Locate the lines of the listing below that hold "Вернуться", then copy each of them.

::: Records

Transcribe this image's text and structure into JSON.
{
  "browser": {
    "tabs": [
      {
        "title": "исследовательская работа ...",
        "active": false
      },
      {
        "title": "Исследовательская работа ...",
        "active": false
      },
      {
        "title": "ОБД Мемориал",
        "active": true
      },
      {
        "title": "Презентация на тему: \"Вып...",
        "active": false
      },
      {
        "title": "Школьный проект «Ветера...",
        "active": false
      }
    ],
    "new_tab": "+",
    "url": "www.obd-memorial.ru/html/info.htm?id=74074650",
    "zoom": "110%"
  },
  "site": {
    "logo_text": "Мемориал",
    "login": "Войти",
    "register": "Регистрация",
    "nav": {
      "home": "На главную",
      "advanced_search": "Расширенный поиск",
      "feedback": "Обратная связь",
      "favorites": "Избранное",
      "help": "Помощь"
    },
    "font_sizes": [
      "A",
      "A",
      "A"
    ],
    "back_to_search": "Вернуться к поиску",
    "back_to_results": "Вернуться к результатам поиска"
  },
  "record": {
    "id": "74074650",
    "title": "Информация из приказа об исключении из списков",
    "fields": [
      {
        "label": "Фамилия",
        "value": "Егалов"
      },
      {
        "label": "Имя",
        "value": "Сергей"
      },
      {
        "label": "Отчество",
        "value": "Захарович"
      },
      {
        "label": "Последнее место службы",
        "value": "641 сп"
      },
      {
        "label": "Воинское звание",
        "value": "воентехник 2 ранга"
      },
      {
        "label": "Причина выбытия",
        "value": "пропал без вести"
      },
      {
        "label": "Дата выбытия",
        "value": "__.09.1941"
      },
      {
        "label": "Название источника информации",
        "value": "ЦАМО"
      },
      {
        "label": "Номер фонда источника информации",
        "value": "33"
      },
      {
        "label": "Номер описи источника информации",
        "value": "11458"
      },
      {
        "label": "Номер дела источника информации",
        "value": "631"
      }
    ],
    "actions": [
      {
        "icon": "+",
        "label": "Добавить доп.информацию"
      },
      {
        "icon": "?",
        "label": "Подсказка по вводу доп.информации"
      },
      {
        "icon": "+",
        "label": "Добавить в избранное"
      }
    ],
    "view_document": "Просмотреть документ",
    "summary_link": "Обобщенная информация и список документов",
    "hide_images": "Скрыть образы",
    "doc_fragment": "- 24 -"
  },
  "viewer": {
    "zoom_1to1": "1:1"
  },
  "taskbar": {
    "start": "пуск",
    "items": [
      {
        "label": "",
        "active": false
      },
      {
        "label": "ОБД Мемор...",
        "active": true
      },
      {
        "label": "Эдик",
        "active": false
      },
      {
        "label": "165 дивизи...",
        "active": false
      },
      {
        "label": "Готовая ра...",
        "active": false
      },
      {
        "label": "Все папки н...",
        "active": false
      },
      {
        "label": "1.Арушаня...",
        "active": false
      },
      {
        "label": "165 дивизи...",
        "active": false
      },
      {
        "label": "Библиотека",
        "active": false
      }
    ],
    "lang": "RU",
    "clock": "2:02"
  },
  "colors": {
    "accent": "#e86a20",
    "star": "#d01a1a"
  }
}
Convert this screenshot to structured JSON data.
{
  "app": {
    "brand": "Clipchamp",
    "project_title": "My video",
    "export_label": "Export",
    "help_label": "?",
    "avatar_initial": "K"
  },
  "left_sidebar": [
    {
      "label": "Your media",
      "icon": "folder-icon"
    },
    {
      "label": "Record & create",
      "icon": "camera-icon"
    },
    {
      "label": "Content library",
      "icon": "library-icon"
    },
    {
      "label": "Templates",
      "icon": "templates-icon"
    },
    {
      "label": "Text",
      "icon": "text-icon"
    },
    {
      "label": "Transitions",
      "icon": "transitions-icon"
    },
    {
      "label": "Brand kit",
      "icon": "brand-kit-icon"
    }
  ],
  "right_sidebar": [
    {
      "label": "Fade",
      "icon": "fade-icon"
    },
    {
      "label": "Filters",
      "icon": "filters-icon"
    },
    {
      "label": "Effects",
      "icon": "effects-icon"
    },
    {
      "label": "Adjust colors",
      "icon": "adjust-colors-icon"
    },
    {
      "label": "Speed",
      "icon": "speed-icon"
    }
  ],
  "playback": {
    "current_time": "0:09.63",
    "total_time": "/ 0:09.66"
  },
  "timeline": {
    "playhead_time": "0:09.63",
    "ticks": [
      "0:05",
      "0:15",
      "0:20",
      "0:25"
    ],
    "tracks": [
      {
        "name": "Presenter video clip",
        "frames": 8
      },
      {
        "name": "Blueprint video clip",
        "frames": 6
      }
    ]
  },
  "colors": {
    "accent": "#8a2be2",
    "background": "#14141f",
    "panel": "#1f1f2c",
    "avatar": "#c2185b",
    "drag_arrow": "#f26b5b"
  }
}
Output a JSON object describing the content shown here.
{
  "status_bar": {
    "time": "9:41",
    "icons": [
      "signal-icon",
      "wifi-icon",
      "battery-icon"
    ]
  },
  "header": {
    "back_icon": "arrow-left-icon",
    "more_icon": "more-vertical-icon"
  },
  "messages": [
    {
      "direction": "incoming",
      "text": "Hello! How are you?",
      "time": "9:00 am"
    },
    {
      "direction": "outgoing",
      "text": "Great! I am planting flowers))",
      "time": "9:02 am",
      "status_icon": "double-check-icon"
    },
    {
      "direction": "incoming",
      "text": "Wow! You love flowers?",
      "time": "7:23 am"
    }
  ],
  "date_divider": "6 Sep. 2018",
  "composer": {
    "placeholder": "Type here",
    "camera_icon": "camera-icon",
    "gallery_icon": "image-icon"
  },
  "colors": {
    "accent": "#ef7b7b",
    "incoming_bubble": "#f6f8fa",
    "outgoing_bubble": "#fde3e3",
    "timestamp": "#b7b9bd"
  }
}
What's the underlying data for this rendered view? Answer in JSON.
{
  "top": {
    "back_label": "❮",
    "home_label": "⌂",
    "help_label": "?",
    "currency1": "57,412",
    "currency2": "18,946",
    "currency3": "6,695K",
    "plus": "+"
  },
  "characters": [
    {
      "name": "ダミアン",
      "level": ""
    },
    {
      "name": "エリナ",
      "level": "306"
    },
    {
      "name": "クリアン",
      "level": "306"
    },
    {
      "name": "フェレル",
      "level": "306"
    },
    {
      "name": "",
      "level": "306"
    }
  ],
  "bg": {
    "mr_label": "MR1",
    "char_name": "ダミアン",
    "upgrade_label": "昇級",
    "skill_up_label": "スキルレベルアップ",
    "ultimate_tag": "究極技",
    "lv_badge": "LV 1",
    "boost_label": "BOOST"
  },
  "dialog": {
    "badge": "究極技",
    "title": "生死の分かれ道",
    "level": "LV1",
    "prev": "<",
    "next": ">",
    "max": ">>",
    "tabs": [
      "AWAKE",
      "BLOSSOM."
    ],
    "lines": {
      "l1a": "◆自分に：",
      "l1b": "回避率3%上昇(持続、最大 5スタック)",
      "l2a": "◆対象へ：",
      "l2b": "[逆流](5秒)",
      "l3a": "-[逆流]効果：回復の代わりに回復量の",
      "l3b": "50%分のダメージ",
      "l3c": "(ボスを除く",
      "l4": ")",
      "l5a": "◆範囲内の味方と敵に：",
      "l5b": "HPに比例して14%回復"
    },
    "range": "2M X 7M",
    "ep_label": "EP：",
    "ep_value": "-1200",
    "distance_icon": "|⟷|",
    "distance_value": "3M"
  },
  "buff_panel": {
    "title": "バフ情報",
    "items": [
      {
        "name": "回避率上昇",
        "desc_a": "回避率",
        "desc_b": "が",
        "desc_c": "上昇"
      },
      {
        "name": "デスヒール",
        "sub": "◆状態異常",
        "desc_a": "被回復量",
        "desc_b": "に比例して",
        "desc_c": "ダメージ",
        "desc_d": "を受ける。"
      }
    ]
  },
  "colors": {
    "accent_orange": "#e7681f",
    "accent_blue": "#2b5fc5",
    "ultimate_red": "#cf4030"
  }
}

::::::

- **Result for this exercise**
    "back_to_search": "Вернуться к поиску",
    "back_to_results": "Вернуться к результатам поиска"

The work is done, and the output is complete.